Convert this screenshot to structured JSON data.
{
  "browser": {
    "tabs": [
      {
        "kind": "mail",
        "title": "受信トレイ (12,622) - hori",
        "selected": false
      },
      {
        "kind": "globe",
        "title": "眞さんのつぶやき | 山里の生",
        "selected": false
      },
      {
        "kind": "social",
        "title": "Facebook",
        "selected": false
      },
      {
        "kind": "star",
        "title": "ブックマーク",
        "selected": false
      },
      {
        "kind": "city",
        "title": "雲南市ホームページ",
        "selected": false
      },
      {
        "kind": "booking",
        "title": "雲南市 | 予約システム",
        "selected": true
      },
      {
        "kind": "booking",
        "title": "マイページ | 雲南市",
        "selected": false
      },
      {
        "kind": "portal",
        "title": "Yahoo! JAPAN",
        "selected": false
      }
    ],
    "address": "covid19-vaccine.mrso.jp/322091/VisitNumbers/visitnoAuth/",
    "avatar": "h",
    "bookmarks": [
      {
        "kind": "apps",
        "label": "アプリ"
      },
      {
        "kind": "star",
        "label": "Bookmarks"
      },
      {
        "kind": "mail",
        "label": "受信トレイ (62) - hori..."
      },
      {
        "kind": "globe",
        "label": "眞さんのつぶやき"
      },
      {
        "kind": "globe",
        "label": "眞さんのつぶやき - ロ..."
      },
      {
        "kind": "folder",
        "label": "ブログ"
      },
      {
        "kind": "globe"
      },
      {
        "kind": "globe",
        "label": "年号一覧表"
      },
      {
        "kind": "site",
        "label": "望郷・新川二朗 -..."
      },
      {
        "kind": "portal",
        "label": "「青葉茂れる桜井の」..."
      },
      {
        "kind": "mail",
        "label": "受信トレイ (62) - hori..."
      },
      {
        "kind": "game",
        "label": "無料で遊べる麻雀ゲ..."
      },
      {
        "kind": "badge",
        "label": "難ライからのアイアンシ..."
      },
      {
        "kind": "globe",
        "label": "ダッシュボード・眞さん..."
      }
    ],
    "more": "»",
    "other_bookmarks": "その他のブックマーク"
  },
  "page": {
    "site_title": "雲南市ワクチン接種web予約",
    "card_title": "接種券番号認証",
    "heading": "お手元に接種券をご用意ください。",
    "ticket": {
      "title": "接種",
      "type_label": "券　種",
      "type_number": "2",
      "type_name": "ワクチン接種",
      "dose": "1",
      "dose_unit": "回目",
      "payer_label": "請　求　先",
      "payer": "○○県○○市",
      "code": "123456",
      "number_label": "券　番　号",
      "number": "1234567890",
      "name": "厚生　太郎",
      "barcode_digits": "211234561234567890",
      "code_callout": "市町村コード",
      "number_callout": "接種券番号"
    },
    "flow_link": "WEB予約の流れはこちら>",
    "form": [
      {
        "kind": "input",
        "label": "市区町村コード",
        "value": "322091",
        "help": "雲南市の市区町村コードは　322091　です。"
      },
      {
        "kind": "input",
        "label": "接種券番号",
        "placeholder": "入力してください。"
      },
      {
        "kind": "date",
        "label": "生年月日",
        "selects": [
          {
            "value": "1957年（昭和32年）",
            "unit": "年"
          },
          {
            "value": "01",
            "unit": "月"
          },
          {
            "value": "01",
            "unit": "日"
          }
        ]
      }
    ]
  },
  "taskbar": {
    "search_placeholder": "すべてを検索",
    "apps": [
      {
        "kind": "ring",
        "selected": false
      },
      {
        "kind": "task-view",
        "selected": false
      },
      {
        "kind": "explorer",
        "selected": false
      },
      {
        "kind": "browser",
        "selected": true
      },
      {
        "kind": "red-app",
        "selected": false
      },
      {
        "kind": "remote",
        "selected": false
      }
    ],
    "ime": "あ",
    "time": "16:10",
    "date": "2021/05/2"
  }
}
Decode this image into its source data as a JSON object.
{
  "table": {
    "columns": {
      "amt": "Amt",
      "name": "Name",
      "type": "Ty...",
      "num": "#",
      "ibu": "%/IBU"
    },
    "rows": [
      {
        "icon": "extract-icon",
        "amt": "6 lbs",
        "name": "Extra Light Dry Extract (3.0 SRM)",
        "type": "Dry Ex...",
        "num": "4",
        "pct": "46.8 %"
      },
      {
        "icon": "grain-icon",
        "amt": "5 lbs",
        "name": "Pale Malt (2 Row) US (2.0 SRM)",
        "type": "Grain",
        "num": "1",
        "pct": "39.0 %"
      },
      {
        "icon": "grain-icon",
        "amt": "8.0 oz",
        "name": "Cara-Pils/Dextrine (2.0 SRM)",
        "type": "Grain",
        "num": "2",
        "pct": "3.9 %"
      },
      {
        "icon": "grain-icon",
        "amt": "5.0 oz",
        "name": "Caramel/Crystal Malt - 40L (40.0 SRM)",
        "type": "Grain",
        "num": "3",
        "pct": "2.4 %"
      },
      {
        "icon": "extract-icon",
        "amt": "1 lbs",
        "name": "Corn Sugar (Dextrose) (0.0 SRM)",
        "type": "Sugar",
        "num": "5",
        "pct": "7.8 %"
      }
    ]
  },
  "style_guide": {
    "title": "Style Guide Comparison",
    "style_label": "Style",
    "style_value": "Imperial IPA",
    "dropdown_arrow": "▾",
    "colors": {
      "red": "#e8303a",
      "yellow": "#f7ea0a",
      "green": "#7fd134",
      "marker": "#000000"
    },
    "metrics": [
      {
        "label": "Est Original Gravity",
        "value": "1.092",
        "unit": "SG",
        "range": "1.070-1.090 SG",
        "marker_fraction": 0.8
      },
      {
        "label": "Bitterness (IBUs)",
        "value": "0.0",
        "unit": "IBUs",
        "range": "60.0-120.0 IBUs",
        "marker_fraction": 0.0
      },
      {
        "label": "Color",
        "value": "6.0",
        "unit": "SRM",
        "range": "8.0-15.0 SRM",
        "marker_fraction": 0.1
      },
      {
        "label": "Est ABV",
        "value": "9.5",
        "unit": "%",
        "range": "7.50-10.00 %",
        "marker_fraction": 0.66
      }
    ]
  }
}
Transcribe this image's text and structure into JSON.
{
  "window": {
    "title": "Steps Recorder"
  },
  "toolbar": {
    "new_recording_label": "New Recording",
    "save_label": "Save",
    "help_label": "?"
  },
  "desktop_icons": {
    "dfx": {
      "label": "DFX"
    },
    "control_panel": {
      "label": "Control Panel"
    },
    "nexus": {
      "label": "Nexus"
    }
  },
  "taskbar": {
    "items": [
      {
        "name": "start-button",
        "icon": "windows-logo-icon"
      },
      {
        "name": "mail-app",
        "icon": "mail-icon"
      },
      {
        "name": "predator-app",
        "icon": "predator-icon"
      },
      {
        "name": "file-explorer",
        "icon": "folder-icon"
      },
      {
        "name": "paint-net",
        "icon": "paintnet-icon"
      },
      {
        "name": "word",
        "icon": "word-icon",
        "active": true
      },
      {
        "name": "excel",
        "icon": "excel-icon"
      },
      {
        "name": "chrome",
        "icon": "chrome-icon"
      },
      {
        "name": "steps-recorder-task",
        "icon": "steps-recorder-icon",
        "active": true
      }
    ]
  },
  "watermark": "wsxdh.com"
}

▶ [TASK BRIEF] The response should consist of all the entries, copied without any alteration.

▶ [ANSWER SPACE]
Convert this screenshot to structured JSON data.
{
  "browser": {
    "tabs": [
      {
        "kind": "mail",
        "title": "受信トレイ (12,622) - hori",
        "selected": false
      },
      {
        "kind": "globe",
        "title": "眞さんのつぶやき | 山里の生",
        "selected": false
      },
      {
        "kind": "social",
        "title": "Facebook",
        "selected": false
      },
      {
        "kind": "star",
        "title": "ブックマーク",
        "selected": false
      },
      {
        "kind": "city",
        "title": "雲南市ホームページ",
        "selected": false
      },
      {
        "kind": "booking",
        "title": "雲南市 | 予約システム",
        "selected": true
      },
      {
        "kind": "booking",
        "title": "マイページ | 雲南市",
        "selected": false
      },
      {
        "kind": "portal",
        "title": "Yahoo! JAPAN",
        "selected": false
      }
    ],
    "address": "covid19-vaccine.mrso.jp/322091/VisitNumbers/visitnoAuth/",
    "avatar": "h",
    "bookmarks": [
      {
        "kind": "apps",
        "label": "アプリ"
      },
      {
        "kind": "star",
        "label": "Bookmarks"
      },
      {
        "kind": "mail",
        "label": "受信トレイ (62) - hori..."
      },
      {
        "kind": "globe",
        "label": "眞さんのつぶやき"
      },
      {
        "kind": "globe",
        "label": "眞さんのつぶやき - ロ..."
      },
      {
        "kind": "folder",
        "label": "ブログ"
      },
      {
        "kind": "globe"
      },
      {
        "kind": "globe",
        "label": "年号一覧表"
      },
      {
        "kind": "site",
        "label": "望郷・新川二朗 -..."
      },
      {
        "kind": "portal",
        "label": "「青葉茂れる桜井の」..."
      },
      {
        "kind": "mail",
        "label": "受信トレイ (62) - hori..."
      },
      {
        "kind": "game",
        "label": "無料で遊べる麻雀ゲ..."
      },
      {
        "kind": "badge",
        "label": "難ライからのアイアンシ..."
      },
      {
        "kind": "globe",
        "label": "ダッシュボード・眞さん..."
      }
    ],
    "more": "»",
    "other_bookmarks": "その他のブックマーク"
  },
  "page": {
    "site_title": "雲南市ワクチン接種web予約",
    "card_title": "接種券番号認証",
    "heading": "お手元に接種券をご用意ください。",
    "ticket": {
      "title": "接種",
      "type_label": "券　種",
      "type_number": "2",
      "type_name": "ワクチン接種",
      "dose": "1",
      "dose_unit": "回目",
      "payer_label": "請　求　先",
      "payer": "○○県○○市",
      "code": "123456",
      "number_label": "券　番　号",
      "number": "1234567890",
      "name": "厚生　太郎",
      "barcode_digits": "211234561234567890",
      "code_callout": "市町村コード",
      "number_callout": "接種券番号"
    },
    "flow_link": "WEB予約の流れはこちら>",
    "form": [
      {
        "kind": "input",
        "label": "市区町村コード",
        "value": "322091",
        "help": "雲南市の市区町村コードは　322091　です。"
      },
      {
        "kind": "input",
        "label": "接種券番号",
        "placeholder": "入力してください。"
      },
      {
        "kind": "date",
        "label": "生年月日",
        "selects": [
          {
            "value": "1957年（昭和32年）",
            "unit": "年"
          },
          {
            "value": "01",
            "unit": "月"
          },
          {
            "value": "01",
            "unit": "日"
          }
        ]
      }
    ]
  },
  "taskbar": {
    "search_placeholder": "すべてを検索",
    "apps": [
      {
        "kind": "ring",
        "selected": false
      },
      {
        "kind": "task-view",
        "selected": false
      },
      {
        "kind": "explorer",
        "selected": false
      },
      {
        "kind": "browser",
        "selected": true
      },
      {
        "kind": "red-app",
        "selected": false
      },
      {
        "kind": "remote",
        "selected": false
      }
    ],
    "ime": "あ",
    "time": "16:10",
    "date": "2021/05/2"
  }
}
Decode this image into its source data as a JSON object.
{
  "table": {
    "columns": {
      "amt": "Amt",
      "name": "Name",
      "type": "Ty...",
      "num": "#",
      "ibu": "%/IBU"
    },
    "rows": [
      {
        "icon": "extract-icon",
        "amt": "6 lbs",
        "name": "Extra Light Dry Extract (3.0 SRM)",
        "type": "Dry Ex...",
        "num": "4",
        "pct": "46.8 %"
      },
      {
        "icon": "grain-icon",
        "amt": "5 lbs",
        "name": "Pale Malt (2 Row) US (2.0 SRM)",
        "type": "Grain",
        "num": "1",
        "pct": "39.0 %"
      },
      {
        "icon": "grain-icon",
        "amt": "8.0 oz",
        "name": "Cara-Pils/Dextrine (2.0 SRM)",
        "type": "Grain",
        "num": "2",
        "pct": "3.9 %"
      },
      {
        "icon": "grain-icon",
        "amt": "5.0 oz",
        "name": "Caramel/Crystal Malt - 40L (40.0 SRM)",
        "type": "Grain",
        "num": "3",
        "pct": "2.4 %"
      },
      {
        "icon": "extract-icon",
        "amt": "1 lbs",
        "name": "Corn Sugar (Dextrose) (0.0 SRM)",
        "type": "Sugar",
        "num": "5",
        "pct": "7.8 %"
      }
    ]
  },
  "style_guide": {
    "title": "Style Guide Comparison",
    "style_label": "Style",
    "style_value": "Imperial IPA",
    "dropdown_arrow": "▾",
    "colors": {
      "red": "#e8303a",
      "yellow": "#f7ea0a",
      "green": "#7fd134",
      "marker": "#000000"
    },
    "metrics": [
      {
        "label": "Est Original Gravity",
        "value": "1.092",
        "unit": "SG",
        "range": "1.070-1.090 SG",
        "marker_fraction": 0.8
      },
      {
        "label": "Bitterness (IBUs)",
        "value": "0.0",
        "unit": "IBUs",
        "range": "60.0-120.0 IBUs",
        "marker_fraction": 0.0
      },
      {
        "label": "Color",
        "value": "6.0",
        "unit": "SRM",
        "range": "8.0-15.0 SRM",
        "marker_fraction": 0.1
      },
      {
        "label": "Est ABV",
        "value": "9.5",
        "unit": "%",
        "range": "7.50-10.00 %",
        "marker_fraction": 0.66
      }
    ]
  }
}
Transcribe this image's text and structure into JSON.
{
  "window": {
    "title": "Steps Recorder"
  },
  "toolbar": {
    "new_recording_label": "New Recording",
    "save_label": "Save",
    "help_label": "?"
  },
  "desktop_icons": {
    "dfx": {
      "label": "DFX"
    },
    "control_panel": {
      "label": "Control Panel"
    },
    "nexus": {
      "label": "Nexus"
    }
  },
  "taskbar": {
    "items": [
      {
        "name": "start-button",
        "icon": "windows-logo-icon"
      },
      {
        "name": "mail-app",
        "icon": "mail-icon"
      },
      {
        "name": "predator-app",
        "icon": "predator-icon"
      },
      {
        "name": "file-explorer",
        "icon": "folder-icon"
      },
      {
        "name": "paint-net",
        "icon": "paintnet-icon"
      },
      {
        "name": "word",
        "icon": "word-icon",
        "active": true
      },
      {
        "name": "excel",
        "icon": "excel-icon"
      },
      {
        "name": "chrome",
        "icon": "chrome-icon"
      },
      {
        "name": "steps-recorder-task",
        "icon": "steps-recorder-icon",
        "active": true
      }
    ]
  },
  "watermark": "wsxdh.com"
}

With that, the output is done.